A test-bench simulating the GAIA metrology system has been developed by TNO-TPD. The lines-of-sight of the two telescopes in the GAIA instrument are separated by an angle (called `basic angle') of about 106 degrees. The basic angle stability should be within 10 microarcsecond rms over the satellite revolution period of 3 hours, or should be at least known with this accuracy. The basic angle is monitored by a high-precision interferometric laser metrology system.
An imaging spectrometer has ben designed as a new instrument for remote sensing of the atmosphere. The design has been focused on applications in the field of weather forecast, climate research and atmosphere chemistry research. The push-broom type of instrument consists of a wide field of view telescope, in combination with three spectral channels. The instrument operates without a scanning mirror. Each channel contains a grating, imaging optics and a state-of- the-art 2D CCD detector. The channel separation is performed by a dichroic filter. A sunlit diffuser is applied for the in-flight radiometric calibration and the spectral calibration of the instrument. The polarization sensitivity is minimized by the application of a polarization scrambler. The basic instrument module consists of a UV-channel, a visible channel and a NIR-channel. The main new features of the instrument are a fast and high-resolution coverage of the atmosphere, in combination with high-resolution spectral measurements. This performance is realized in a rather compact instrument. The modular instrument configuration enables an easy adaptation of the instrument for different spectral bands.
A key technique for optical aperture synthesis instruments is the cophasing of the beams from the individual apertures. A cophasing system includes a number of delay lines for the adjustment of the optical path lengths. The design of a high-resolution delay line is based on the mission requirements of a space-borne interferometer. A cat's-eye type of retroreflector is the selected option for the optics. Three delay lines, including actuators and control electronics, have been built and have been tested in a dedicated setup, which includes a star simulator and a cophasing interferometer. The test results support the feasibility of the presented delay line concept.

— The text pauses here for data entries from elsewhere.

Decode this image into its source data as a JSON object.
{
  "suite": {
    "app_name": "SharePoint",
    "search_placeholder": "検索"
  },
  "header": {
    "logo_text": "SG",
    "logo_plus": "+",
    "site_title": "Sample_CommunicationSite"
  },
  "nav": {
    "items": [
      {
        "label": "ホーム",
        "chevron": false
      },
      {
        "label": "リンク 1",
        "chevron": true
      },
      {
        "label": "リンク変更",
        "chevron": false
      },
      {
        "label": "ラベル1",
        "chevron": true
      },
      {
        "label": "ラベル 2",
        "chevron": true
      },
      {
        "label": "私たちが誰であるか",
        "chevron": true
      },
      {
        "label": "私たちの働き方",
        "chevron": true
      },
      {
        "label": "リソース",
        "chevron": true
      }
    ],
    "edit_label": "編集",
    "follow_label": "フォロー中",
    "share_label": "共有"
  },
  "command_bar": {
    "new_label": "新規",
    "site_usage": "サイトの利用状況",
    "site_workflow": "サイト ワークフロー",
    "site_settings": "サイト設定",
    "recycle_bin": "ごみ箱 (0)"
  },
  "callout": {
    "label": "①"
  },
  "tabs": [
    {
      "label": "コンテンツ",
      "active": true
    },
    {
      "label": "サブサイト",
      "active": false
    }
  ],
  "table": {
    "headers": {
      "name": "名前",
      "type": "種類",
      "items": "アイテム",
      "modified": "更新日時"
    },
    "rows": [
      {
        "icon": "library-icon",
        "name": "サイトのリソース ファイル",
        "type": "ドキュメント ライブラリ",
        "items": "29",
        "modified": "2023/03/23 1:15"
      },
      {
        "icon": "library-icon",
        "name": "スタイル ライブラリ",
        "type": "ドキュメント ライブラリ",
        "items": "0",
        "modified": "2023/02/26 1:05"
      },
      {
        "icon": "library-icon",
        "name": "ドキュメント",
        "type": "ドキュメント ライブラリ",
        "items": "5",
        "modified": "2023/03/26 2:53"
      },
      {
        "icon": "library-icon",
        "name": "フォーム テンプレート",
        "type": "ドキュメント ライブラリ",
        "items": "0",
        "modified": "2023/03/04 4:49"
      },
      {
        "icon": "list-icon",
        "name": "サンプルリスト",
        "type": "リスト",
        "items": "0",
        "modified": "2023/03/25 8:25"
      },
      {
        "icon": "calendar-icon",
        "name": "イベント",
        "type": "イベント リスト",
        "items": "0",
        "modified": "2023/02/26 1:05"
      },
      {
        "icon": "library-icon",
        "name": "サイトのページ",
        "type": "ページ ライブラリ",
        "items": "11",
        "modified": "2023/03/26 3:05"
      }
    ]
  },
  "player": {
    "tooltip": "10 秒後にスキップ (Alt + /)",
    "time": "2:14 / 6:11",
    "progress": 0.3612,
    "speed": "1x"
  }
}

The Optical Aperture Synthesis Technologies project is aimed at the development of technologies for space interferometry. One of the key technologies is the path length stabilization (or cophasing) of light beams from a guide star. A setup has been developed for testing a system for controlling the cophasing (a delay line) in combination with a system for measuring the cophasing (a cophasing interferometer). The light from a simulated guide star passes a delay line system and it is imaged by the cophasing interferometer on a detector. From the captured (white light) fringe patterns the optical path difference (OPD) is determined in real time. The OPD data are used to drive the delay lines in a control loop system for fast stabilization of the optical paths to a sub-wavelength accuracy. The major design drivers for the testbed development were the optimal mechanical and thermal stability (nanometer level), the control loop bandwidth, the OPD stabilization accuracy and the wavefront quality. The instrumentation (optomechanical breadboard and control system) that has been developed for this project is described, and a first set of test results.